Molecular Structure of Poly(methyl methacrylate) Surface II: Effect of Stereoregularity Examined through All-Atom Molecular Dynamics
KC Jha and H Zhu and A Dhinojwala and M Tsige, LANGMUIR, 30, 12775-12785 (2014).
Utilizing all-atom molecular dynamics (MD), we have analyzed the effect of tacticity and temperature on the surface structure of poly(methyl methacrylate) (PMMA) at the polymer-vacuum interface. We quantify these effects primarily through orientation, measured as the tilt with respect to the surface normal, and the surface number densities of the a-methyl, ester-methyl, carbonyl, and backbone methylene groups. Molecular structure on the surface is a complex interplay between orientation and number densities and is challenging to capture through sum frequency generation (SFG) spectroscopy alone. Independent quantification of the number density and orientation of chemical groups through all-atom MD presents a comprehensive model of stereoregular PMMA on the surface. SFG analysis presented in part I of this joint publication measures the orientation of molecules that are in agreement with MD results. We observe the ester-methyl groups as preferentially oriented, irrespective of tacticity, followed by the a-methyl and carbonyl groups. SFG spectroscopy also points to ester-methyl being dominant on the surface. The backbone methylene groups show a very broad angular distribution, centered along the surface plane. The surface number density ratios of ester-methyl to a-methyl groups show syndiotactic PMMA having the lowest value. Isotactic PMMA has the highest ratios of ester- to a-methyl. These subtle trends in the relative angular orientation and number densities that influence the variation of surface structure with tacticity are highlighted in this article.
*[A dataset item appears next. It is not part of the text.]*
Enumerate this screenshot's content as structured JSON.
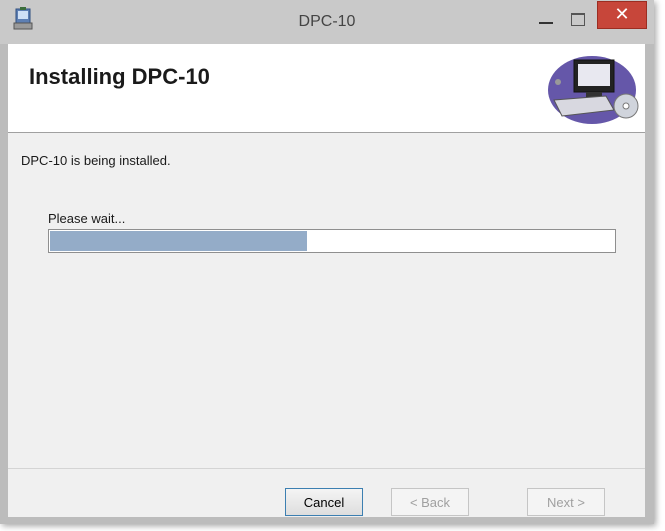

A more planar conformation of the syndiotactic PMMA along the surface (x-y plane) can be visualized through the trajectories from all-atom MD. Results from conformation tensor calculations for chains with any of their segments contributing to the surface validate the visual observation.
Return to Publications page